# Description of the task
The expected response is a copy of every line in the entries below that includes the word "favicon".

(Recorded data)
============
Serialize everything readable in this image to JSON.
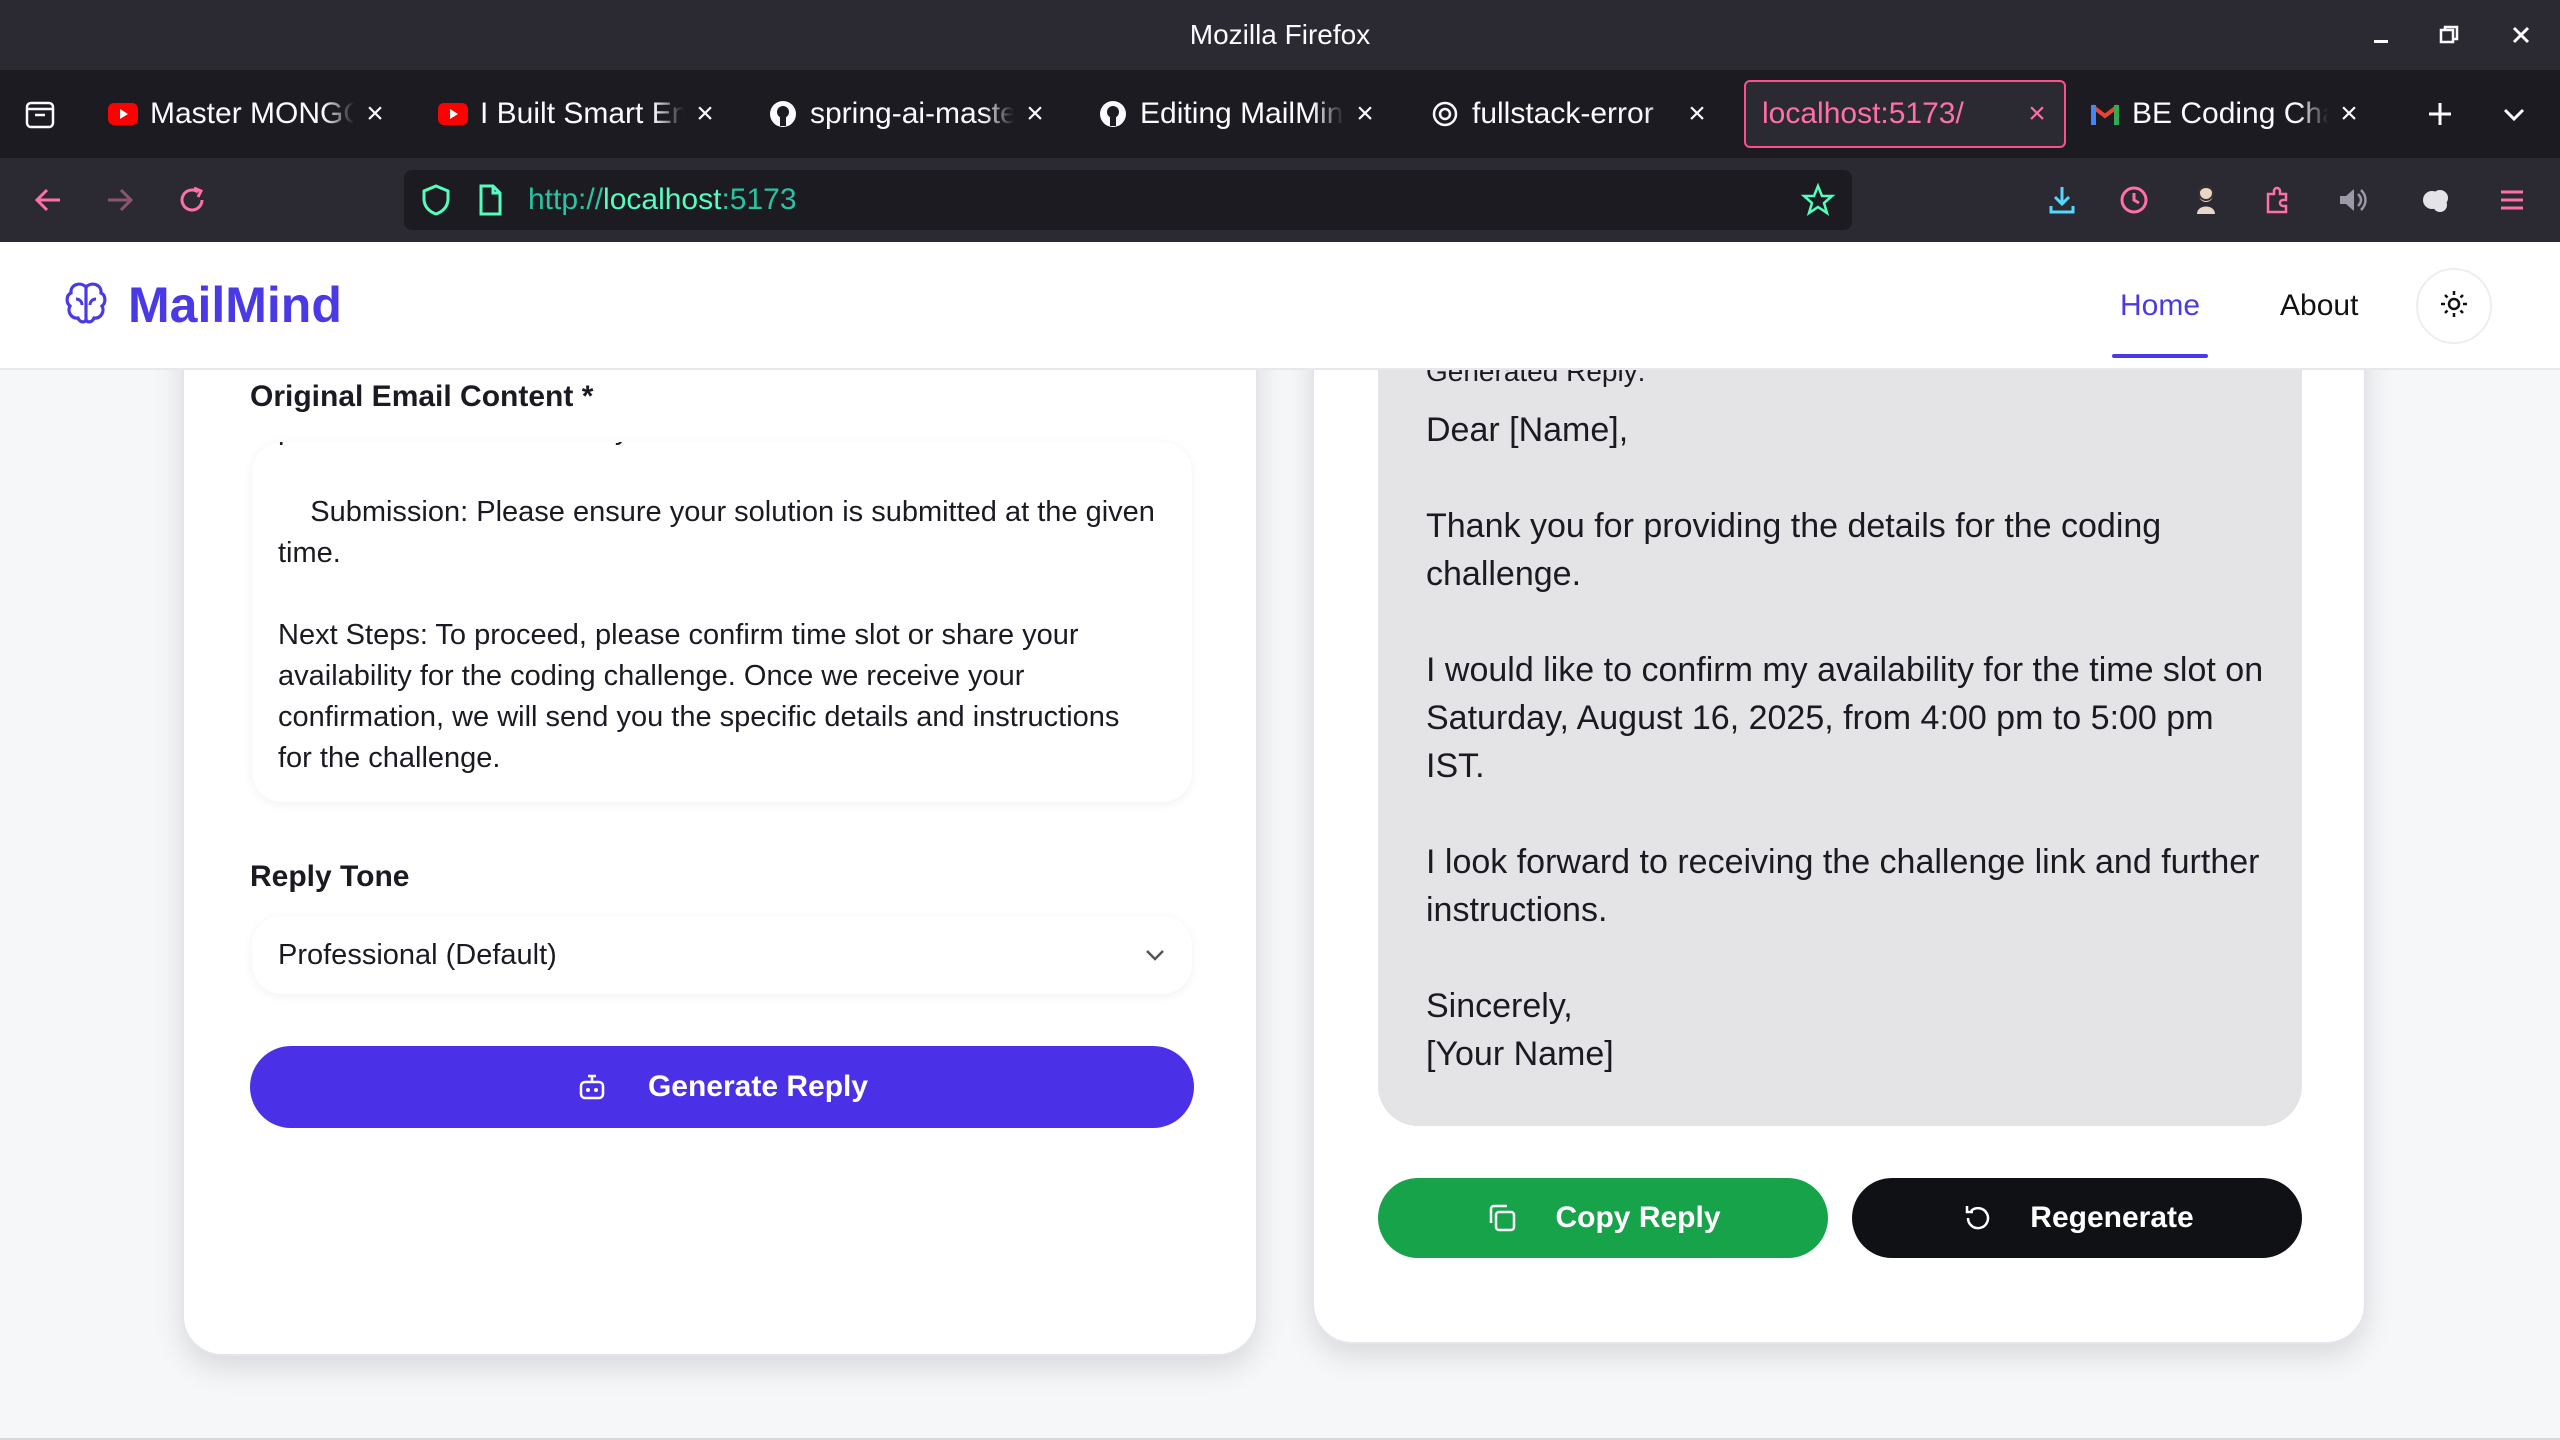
{
  "browser": {
    "window_title": "Mozilla Firefox",
    "tabs": [
      {
        "label": "Master MONGO",
        "favicon": "youtube-icon"
      },
      {
        "label": "I Built Smart Em",
        "favicon": "youtube-icon"
      },
      {
        "label": "spring-ai-maste",
        "favicon": "github-icon"
      },
      {
        "label": "Editing MailMin",
        "favicon": "github-icon"
      },
      {
        "label": "fullstack-error",
        "favicon": "openai-icon"
      },
      {
        "label": "localhost:5173/",
        "favicon": "none",
        "active": true
      },
      {
        "label": "BE Coding Chal",
        "favicon": "gmail-icon"
      }
    ],
    "url_scheme": "http://",
    "url_host": "localhost",
    "url_port": ":5173"
  },
  "app": {
    "brand": "MailMind",
    "nav": {
      "home": "Home",
      "about": "About"
    },
    "form": {
      "email_label": "Original Email Content *",
      "email_content": "provided once we receive your confirmed time slot.\n\n    Submission: Please ensure your solution is submitted at the given time.\n\nNext Steps: To proceed, please confirm time slot or share your availability for the coding challenge. Once we receive your confirmation, we will send you the specific details and instructions for the challenge.",
      "tone_label": "Reply Tone",
      "tone_value": "Professional (Default)",
      "generate_button": "Generate Reply"
    },
    "reply": {
      "label": "Generated Reply:",
      "text": "Dear [Name],\n\nThank you for providing the details for the coding challenge.\n\nI would like to confirm my availability for the time slot on Saturday, August 16, 2025, from 4:00 pm to 5:00 pm IST.\n\nI look forward to receiving the challenge link and further instructions.\n\nSincerely,\n[Your Name]",
      "copy_button": "Copy Reply",
      "regenerate_button": "Regenerate"
    }
  },
  "colors": {
    "accent": "#4a3ae6",
    "primary_button": "#4a31e8",
    "copy_button": "#16a34a",
    "regenerate_button": "#0f1115",
    "active_tab": "#ff4f8b"
  }
}
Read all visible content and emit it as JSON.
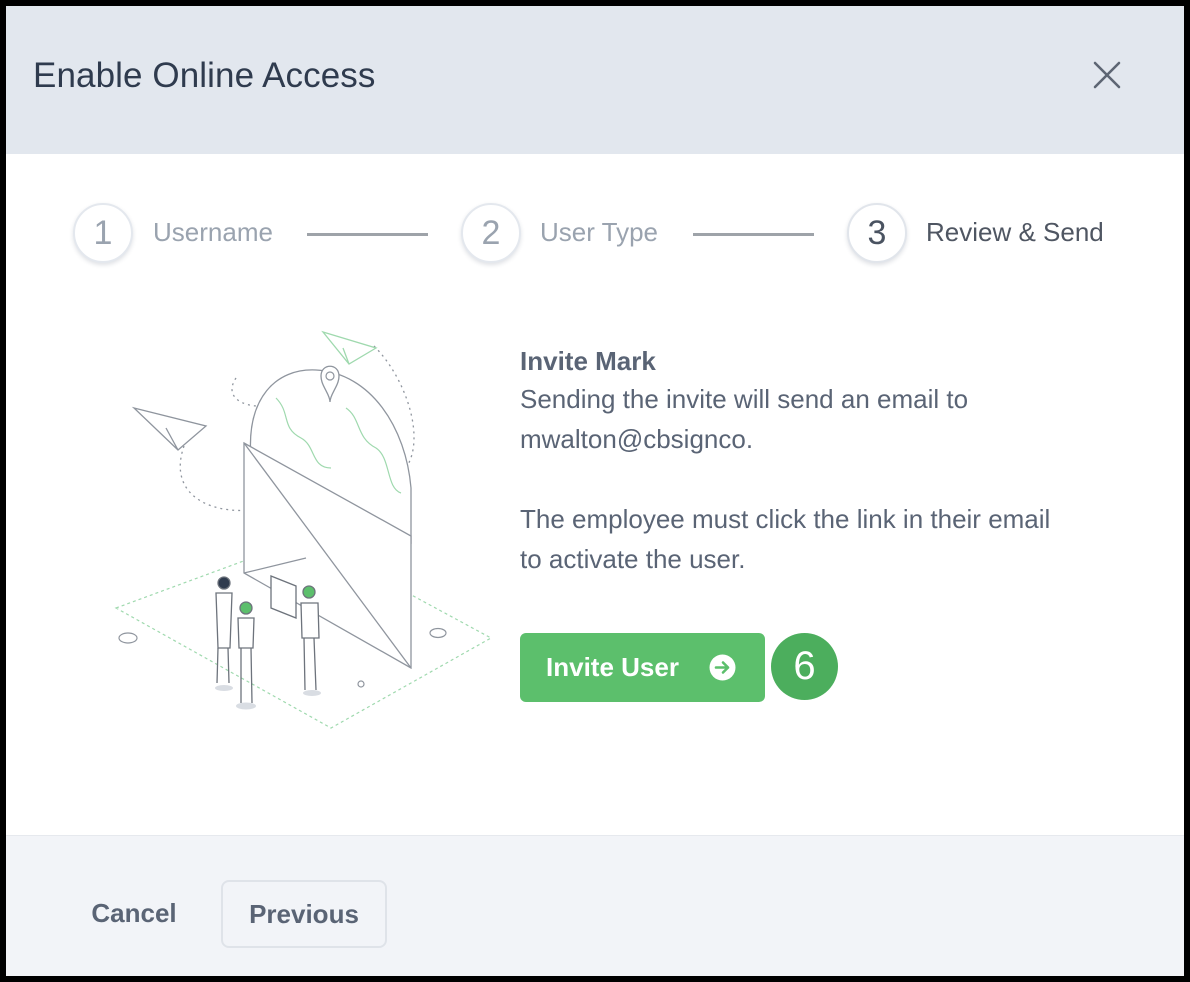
{
  "modal": {
    "title": "Enable Online Access"
  },
  "stepper": {
    "steps": [
      {
        "number": "1",
        "label": "Username",
        "state": "inactive"
      },
      {
        "number": "2",
        "label": "User Type",
        "state": "inactive"
      },
      {
        "number": "3",
        "label": "Review & Send",
        "state": "active"
      }
    ]
  },
  "content": {
    "heading": "Invite Mark",
    "line1": "Sending the invite will send an email to",
    "line2": "mwalton@cbsignco.",
    "line3": "The employee must click the link in their email",
    "line4": "to activate the user."
  },
  "actions": {
    "invite_label": "Invite User",
    "invite_icon": "arrow-right-circle-icon",
    "step_badge": "6"
  },
  "footer": {
    "cancel_label": "Cancel",
    "previous_label": "Previous"
  },
  "colors": {
    "header_bg": "#e2e7ee",
    "primary_green": "#5cbf6c",
    "badge_green": "#4cae5d",
    "text": "#5a6475",
    "title": "#2f3b4e",
    "footer_bg": "#f2f4f8"
  }
}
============
# Response to the exercise
        "favicon": "youtube-icon"
        "favicon": "youtube-icon"
        "favicon": "github-icon"
        "favicon": "github-icon"
        "favicon": "openai-icon"
        "favicon": "none",
        "favicon": "gmail-icon"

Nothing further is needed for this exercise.